Though the jarring process is very easy, I recommend getting someone to help you, for the sole reason that you work a lot faster with double the hands. You want to ladle the jelly into the hot jars, leaving ¼” or .5cm headspace. Cover the jar with the hot lids and screw the rings on: not too tight, just snug. Once a few jars have been completed, you find yourself with an impromptu concert, as the lids of the jars begin to pop, signalling that a seal has formed and you’ve successfully jarred your jelly.

Jam (4)

Best of Both Worlds

Hello again whoever is reading this out there. This week we were told to perform a sensory evaluation. For everyone who doesn’t know what that is, it’s when we try something that we have never had before and describe the five sense. We do however go into more detail in taste.

Since I got this assignment I couldn’t really think of a “new” food that I have never tasted before. I didn’t want to pretend that I never had Parmigiano Reggiano so I could have the perfect sensory evaluation. And I didn’t really have the “balls” to go out and try bull’s testicles. I started working at William Sonoma recently and one day while working I found something called Mulling Spice. I read further into it and found out that you could use it not only to make apple cider but also to make Mulled Wine. So I thought I’d give it a shot and make mulled wine for my sensory evaluation. I chose a Ruffino Chianti which is a medium-bodied and fruity profiled wine. I tried it and found it to be sweet and dry. It was a perfect balance in my opinion, and I would suggest that if you are moving from white to red wines try this one first. After tasting the wine I followed the recipe on the back of the mulling spice but adjusted it to suggestions from people who have tried making it already.

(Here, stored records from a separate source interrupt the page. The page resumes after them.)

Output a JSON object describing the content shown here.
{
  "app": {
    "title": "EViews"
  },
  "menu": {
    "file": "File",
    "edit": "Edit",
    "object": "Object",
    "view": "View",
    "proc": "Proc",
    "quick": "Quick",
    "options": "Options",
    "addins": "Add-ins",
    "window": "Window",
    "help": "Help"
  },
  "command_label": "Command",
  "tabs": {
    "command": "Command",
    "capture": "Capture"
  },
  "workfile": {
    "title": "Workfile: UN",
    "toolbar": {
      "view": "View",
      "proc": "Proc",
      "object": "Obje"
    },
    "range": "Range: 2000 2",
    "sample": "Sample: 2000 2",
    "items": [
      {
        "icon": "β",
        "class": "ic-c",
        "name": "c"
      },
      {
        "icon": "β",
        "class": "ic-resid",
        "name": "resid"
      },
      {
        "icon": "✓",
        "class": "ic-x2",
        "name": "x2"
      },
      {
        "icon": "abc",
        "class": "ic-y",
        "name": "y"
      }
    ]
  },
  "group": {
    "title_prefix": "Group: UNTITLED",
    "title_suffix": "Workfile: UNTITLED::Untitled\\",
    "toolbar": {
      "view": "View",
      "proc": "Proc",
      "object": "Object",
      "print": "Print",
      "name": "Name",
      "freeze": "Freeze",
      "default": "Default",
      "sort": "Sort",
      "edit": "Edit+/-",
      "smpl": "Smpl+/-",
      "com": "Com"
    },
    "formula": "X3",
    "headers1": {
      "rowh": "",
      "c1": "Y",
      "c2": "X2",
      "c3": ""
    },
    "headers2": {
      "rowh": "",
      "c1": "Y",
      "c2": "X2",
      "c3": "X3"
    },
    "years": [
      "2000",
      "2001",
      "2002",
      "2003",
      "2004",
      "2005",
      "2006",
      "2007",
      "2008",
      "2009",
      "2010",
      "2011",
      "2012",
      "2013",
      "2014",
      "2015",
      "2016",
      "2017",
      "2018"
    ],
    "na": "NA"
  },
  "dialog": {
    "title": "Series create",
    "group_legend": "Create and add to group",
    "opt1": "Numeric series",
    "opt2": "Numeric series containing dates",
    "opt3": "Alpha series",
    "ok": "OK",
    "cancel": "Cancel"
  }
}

Infusing the Wine

Infusing the Wine

Mulled Ruffino Chianti

  • 1 bottle of red wine
  • 1/3 cup of sugar
  • 5 tbsp of mulling spice

While simmering these ingredients you could really smell the fruitiness of the wine coming through. Closer to the end of the simmering process you could really smell the cinnamon, orange rind, allspice and clove. After 20 mins of simmering I was finally able to taste what I had been smelling. The best way to describe it was imagine drinking apple cider and red wine together. Since I chose such a fruity based wine it was just like drinking apple cider. You got the really earthy flavours from the cinnamon, allspice and clove. While you got the fruitness of the wine still there as well as slight hints of orange. I can say that this is an honest balance between the wine and the spice that come together to make something extremely enjoyable in warmer climates. I wonder if it would have a different flavour if served cold…too bad their was none left to try it.

Final Product

Final Product

To sum up this sensory evaluation I learned that by combining two things that I enjoy separately you can make something extremely enjoyable. I like wine like any Italian and I really like the spices found in the mulling spice. Who knew that combining the two flavour profiles you would elevate them to make an earthy and fruity blend? I know there are probably people out there that know this basic principle but for someone who loves to cook and is learning new things you start wondering if you could us these spices elsewhere. I already use my palate in trying to identify what is in dishes and figuring out how I can make it at home. What I want to take back from this week is how to perfect my palate in order to become better a determining flavours as well as a flavour profile.